In the war against human trafficking, a first-of-a-kind lawsuit against a Philadelphia motel signals a new and important crime prevention tool. In Pennsylvania, this new law allows victims of sex trafficking to sue the hotel or motel where the abuse occurs.
“This is a message to the entire motel and hotel industry that if you allow and enable trafficking of young women or any person on your facilities, you will be held responsible and sued for damages under the law,” according to a news report quoting attorney Thomas R. Kline, whose firm filed the suit. The suit, on behalf of a 17-year-old girl, alleges that she was sold into sexual slavery when she was 13.
It is an important law because it extends the culpability of those who are either, actively engaged in human trafficking or simply close their eyes to it even when they know something is terribly amiss. As I constantly maintain, New Jersey is oftentimes at the forefront of progressive legislation that serves and protects its citizens. Guarding against human trafficking is an area where our state has consistently pressed the envelope to find more ways to safeguard our most vulnerable from the heinous crime.
My proposal builds upon this case and would change the language we have against this crime and expand its protective measures. The proposal allows for lawsuits against persons or entities profiting from the commission of human trafficking offenses or maintaining victims of such offenses. According to the National Human Trafficking Hotline, 7,572 human trafficking cases were reported in 2016, including 151 in Pennsylvania and 193 in New Jersey. Almost three-quarters of those cases involve sex trafficking; almost a third of sex trafficking cases occurred in hotels and motels.
My proposal acknowledges the reality of the situation and is a tool against those who know what is occurring and holding them accountable. Sometimes in life, we suspect that something isn’t right, and it raises the question of what to do. We should hold accountable those who know, suspect, or participate in sex trafficking.
Several progressive states share this vision and are expanding protection on behalf of victims by calling upon truck drivers, for example, who traverse our country to recognize signs of sex trafficking. Ohio, for example, has developed a program for truck drivers that educates and alerts them to situations where they might be aware of sex trafficking. We often associate victims in this industry with truck stops, motels, and hotels, and truck drivers are often the first line of defense because they witness situations that the average person might miss.
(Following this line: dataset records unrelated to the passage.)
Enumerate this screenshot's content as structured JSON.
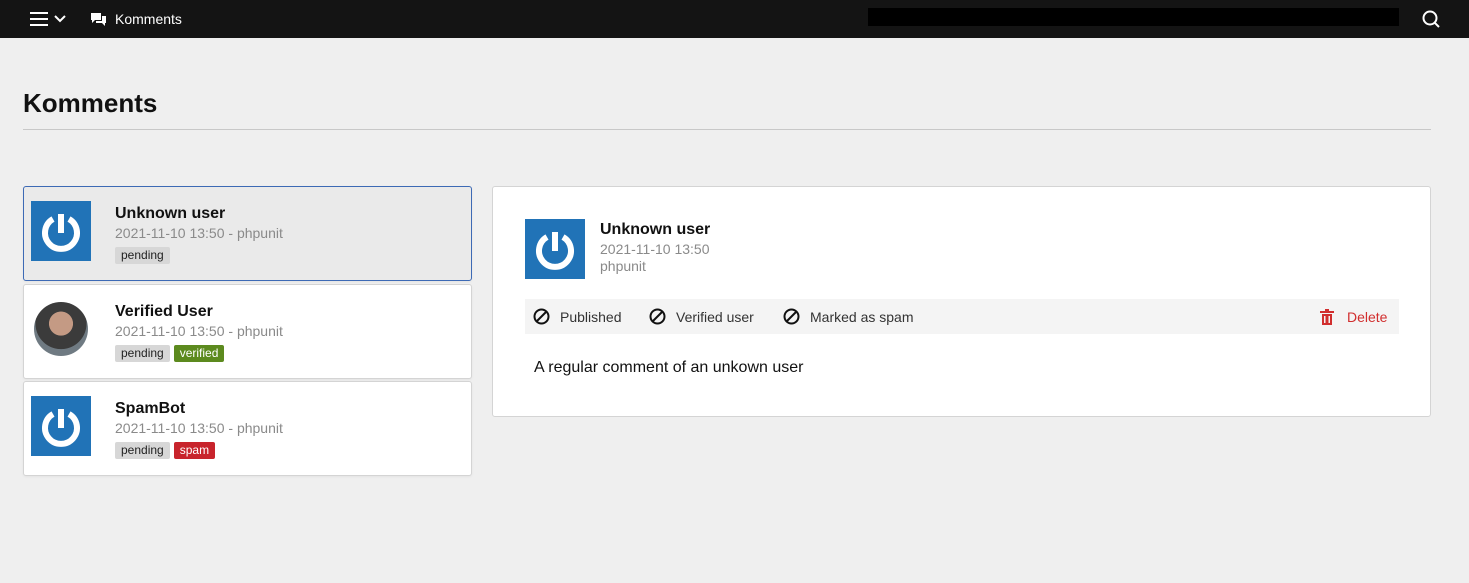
{
  "topbar": {
    "app_name": "Komments",
    "menu_icon": "hamburger-icon",
    "search_icon": "search-icon"
  },
  "page": {
    "title": "Komments"
  },
  "comments": [
    {
      "name": "Unknown user",
      "meta": "2021-11-10 13:50 - phpunit",
      "avatar": "typo3-logo-avatar",
      "badges": [
        "pending"
      ],
      "selected": true
    },
    {
      "name": "Verified User",
      "meta": "2021-11-10 13:50 - phpunit",
      "avatar": "user-photo-avatar",
      "badges": [
        "pending",
        "verified"
      ]
    },
    {
      "name": "SpamBot",
      "meta": "2021-11-10 13:50 - phpunit",
      "avatar": "typo3-logo-avatar",
      "badges": [
        "pending",
        "spam"
      ]
    }
  ],
  "detail": {
    "name": "Unknown user",
    "date": "2021-11-10 13:50",
    "author": "phpunit",
    "actions": {
      "published": "Published",
      "verified": "Verified user",
      "spam": "Marked as spam",
      "delete": "Delete"
    },
    "text": "A regular comment of an unkown user"
  },
  "colors": {
    "topbar": "#141414",
    "avatar_blue": "#2173b7",
    "verified": "#5c8a1e",
    "spam": "#c8242c",
    "delete": "#d12e2e",
    "selected_border": "#3d6ab5"
  }
}
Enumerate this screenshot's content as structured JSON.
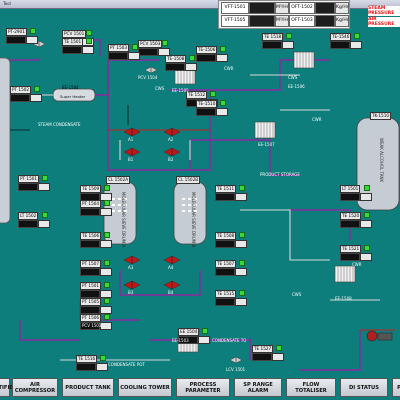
{
  "window": {
    "title": "Tool"
  },
  "header": {
    "row1": [
      {
        "tag": "VFT-1501",
        "value": "",
        "unit": "M³/Hr"
      },
      {
        "tag": "OFT-1502",
        "value": "",
        "unit": "Kg/Hr"
      }
    ],
    "row2": [
      {
        "tag": "VFT-1505",
        "value": "",
        "unit": "M³/Hr"
      },
      {
        "tag": "OFT-1503",
        "value": "",
        "unit": "Kg/Hr"
      }
    ],
    "alarms": [
      "STEAM PRESSURE",
      "AIR PRESSURE"
    ]
  },
  "instruments": [
    {
      "id": "pt2901",
      "tag": "PT-2901",
      "value": "",
      "unit": ""
    },
    {
      "id": "pcv1501",
      "tag": "PCV 1501",
      "value": "",
      "unit": ""
    },
    {
      "id": "te1501a",
      "tag": "TE 1501",
      "value": "",
      "unit": ""
    },
    {
      "id": "pt1502",
      "tag": "PT 1502",
      "value": "",
      "unit": ""
    },
    {
      "id": "pcv1503",
      "tag": "PCV 1503",
      "value": "",
      "unit": ""
    },
    {
      "id": "te1506",
      "tag": "TE-1506",
      "value": "",
      "unit": ""
    },
    {
      "id": "te1518",
      "tag": "TE 1518",
      "value": "",
      "unit": ""
    },
    {
      "id": "te1546",
      "tag": "TE-1546",
      "value": "",
      "unit": ""
    },
    {
      "id": "pt1503",
      "tag": "PT 1503",
      "value": "",
      "unit": ""
    },
    {
      "id": "te1508",
      "tag": "TE-1508",
      "value": "",
      "unit": ""
    },
    {
      "id": "te1512",
      "tag": "TE 1512",
      "value": "",
      "unit": ""
    },
    {
      "id": "te1510",
      "tag": "TE-1510",
      "value": "",
      "unit": ""
    },
    {
      "id": "pt1501",
      "tag": "PT 1501",
      "value": "",
      "unit": ""
    },
    {
      "id": "lt1502",
      "tag": "LT 1502",
      "value": "",
      "unit": ""
    },
    {
      "id": "te1509",
      "tag": "TE 1509",
      "value": "",
      "unit": ""
    },
    {
      "id": "te1511",
      "tag": "TE 1511",
      "value": "",
      "unit": ""
    },
    {
      "id": "pt1504",
      "tag": "PT 1504",
      "value": "",
      "unit": ""
    },
    {
      "id": "te1506b",
      "tag": "TE 1506",
      "value": "",
      "unit": ""
    },
    {
      "id": "te1508b",
      "tag": "TE 1508",
      "value": "",
      "unit": ""
    },
    {
      "id": "pt1507",
      "tag": "PT 1507",
      "value": "",
      "unit": ""
    },
    {
      "id": "te1507",
      "tag": "TE 1507",
      "value": "",
      "unit": ""
    },
    {
      "id": "pt1501b",
      "tag": "PT 1501",
      "value": "",
      "unit": ""
    },
    {
      "id": "lt1501",
      "tag": "LT 1501",
      "value": "",
      "unit": ""
    },
    {
      "id": "te1520",
      "tag": "TE 1520",
      "value": "",
      "unit": ""
    },
    {
      "id": "te1521",
      "tag": "TE 1521",
      "value": "",
      "unit": ""
    },
    {
      "id": "te1515",
      "tag": "TE 1515",
      "value": "",
      "unit": ""
    },
    {
      "id": "te1516",
      "tag": "TE 1516",
      "value": "",
      "unit": ""
    },
    {
      "id": "pt1505",
      "tag": "PT 1505",
      "value": "",
      "unit": ""
    },
    {
      "id": "pt1506",
      "tag": "PT 1506",
      "value": "",
      "unit": ""
    },
    {
      "id": "te1527",
      "tag": "TE 1527",
      "value": "",
      "unit": ""
    },
    {
      "id": "ee1504",
      "tag": "EE 1504",
      "value": "",
      "unit": ""
    }
  ],
  "equipment": {
    "sieve_a": "MOLECULAR SIEVE DRUM-A",
    "sieve_b": "MOLECULAR SIEVE DRUM-B",
    "sieve_a_tag": "CL 1502A",
    "sieve_b_tag": "CL 1502B",
    "tank": "WEAK ALCOHOL TANK",
    "tank_tag": "TK-1510",
    "superheater_tag": "EE-1504",
    "superheater": "Super Heater",
    "ee1503": "EE-1503",
    "ee1505": "EE-1505",
    "ee1506": "EE-1506",
    "ee1507": "EE-1507",
    "ee1508": "EE-1508",
    "steam_condensate": "STEAM CONDENSATE",
    "product_storage": "PRODUCT STORAGE",
    "condensate_to": "CONDENSATE TO",
    "condensate_pot": "CONDENSATE POT",
    "cwr": "CWR",
    "cws": "CWS",
    "pcv1503": "PCV 1503",
    "lcv1501": "LCV 1501",
    "pcv1504": "PCV 1504",
    "valves": [
      "A1",
      "A2",
      "B1",
      "B2",
      "A3",
      "A4",
      "B3",
      "B4"
    ]
  },
  "nav": {
    "buttons": [
      "RECTIFIER",
      "AIR COMPRESSOR",
      "PRODUCT TANK",
      "COOLING TOWER",
      "PROCESS PARAMETER",
      "SP RANGE ALARM",
      "FLOW TOTALISER",
      "DI STATUS",
      "P"
    ]
  }
}
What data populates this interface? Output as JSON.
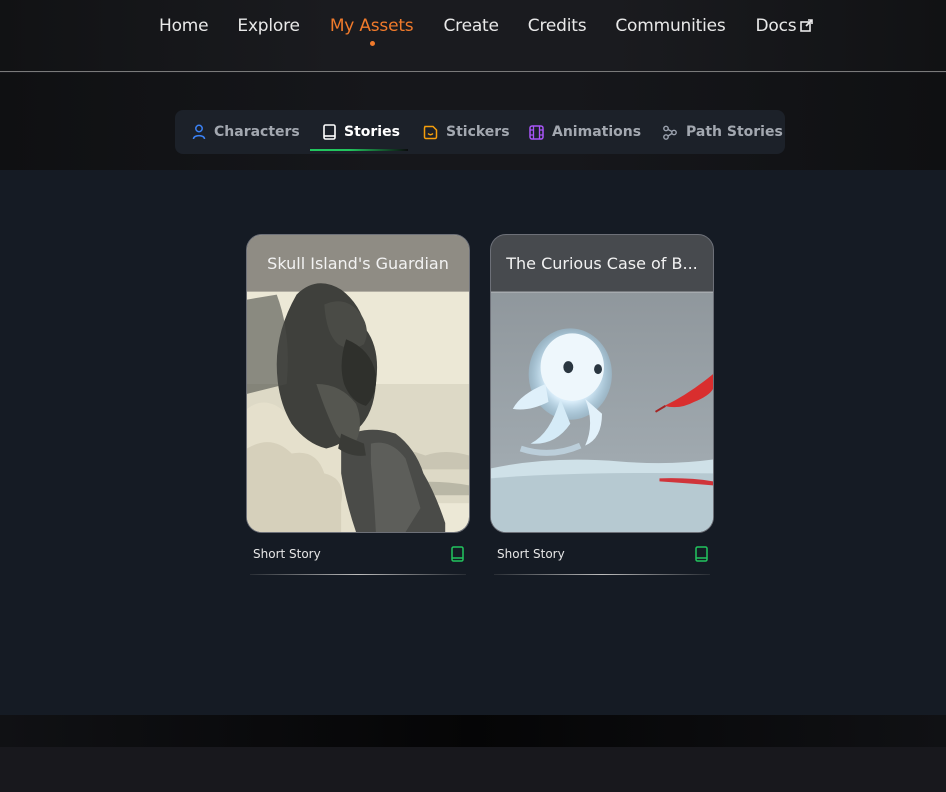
{
  "nav": {
    "items": [
      {
        "label": "Home"
      },
      {
        "label": "Explore"
      },
      {
        "label": "My Assets",
        "active": true
      },
      {
        "label": "Create"
      },
      {
        "label": "Credits"
      },
      {
        "label": "Communities"
      },
      {
        "label": "Docs",
        "icon": "external-link-icon"
      }
    ]
  },
  "tabs": [
    {
      "label": "Characters",
      "icon": "user-icon",
      "color": "#3b82f6"
    },
    {
      "label": "Stories",
      "icon": "book-icon",
      "color": "#ffffff",
      "active": true
    },
    {
      "label": "Stickers",
      "icon": "sticker-icon",
      "color": "#f59e0b"
    },
    {
      "label": "Animations",
      "icon": "film-icon",
      "color": "#a855f7"
    },
    {
      "label": "Path Stories",
      "icon": "path-icon",
      "color": "#9ca3af"
    }
  ],
  "cards": [
    {
      "title": "Skull Island's Guardian",
      "type": "Short Story",
      "image": "gorilla-on-cliff-illustration"
    },
    {
      "title": "The Curious Case of B...",
      "type": "Short Story",
      "image": "ghost-spirit-with-red-feather-illustration"
    }
  ],
  "colors": {
    "accent": "#f07a2b",
    "active_tab_underline": "#22c55e",
    "book_icon": "#22c55e"
  }
}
“As drivers, we should be the front line,” said Antoine Sader, 43, a North Carolina trucker who educates other truck drivers about sex trafficking. “That’s the only way this epidemic will stop: if everyone is watching,” Sadler said in a news interview. Sadler realized he could play a role after taking a course and learning how to identify potential victims: young girls in revealing clothing at a truck stop, packed in an SUV, and under the control of someone.
If we enlist hotels, motels, and truck drivers in the fight against sex trafficking, let’s not forget the most important deterrent: you. What you see, what you report, and the legislation you support are critically important in winning the campaign against this despicable crime. It is particularly reprehensible because the victims are often minors and women who are unable or unwilling to confront their tormentors. And sex trafficking’s tentacles are spreading everywhere.
There is a reported rise in prostitution and sex slavery, and one indicator is the increase in opioid addiction, which many consider is a contributing factor. It is sending traffickers to government clinics in search of victims. “Traffickers will literally line up outside clinics and try to lure women into this industry with the promise of drugs,” Massachusetts Democratic Attorney Maura Healey said in a Boston Herald story.
If you see a problem, you can start by reporting it to your local law enforcement officials. You can also turn to the National Human Trafficking Hotline at 1 (888) 373-7888, SMS: 233733 (Text "HELP" or "INFO") 24 hours, seven days a week, in English, Spanish, and 200 more languages or visit traffickingresourcecenter.org. It is a moral responsibility, in my opinion, to protect the vulnerable. Whether through legislation or personal involvement, the only way we can halt human trafficking against women and minors is to take an active role, be aware of what is occurring around us, and remain vigilant.
That’s my take, what’s yours?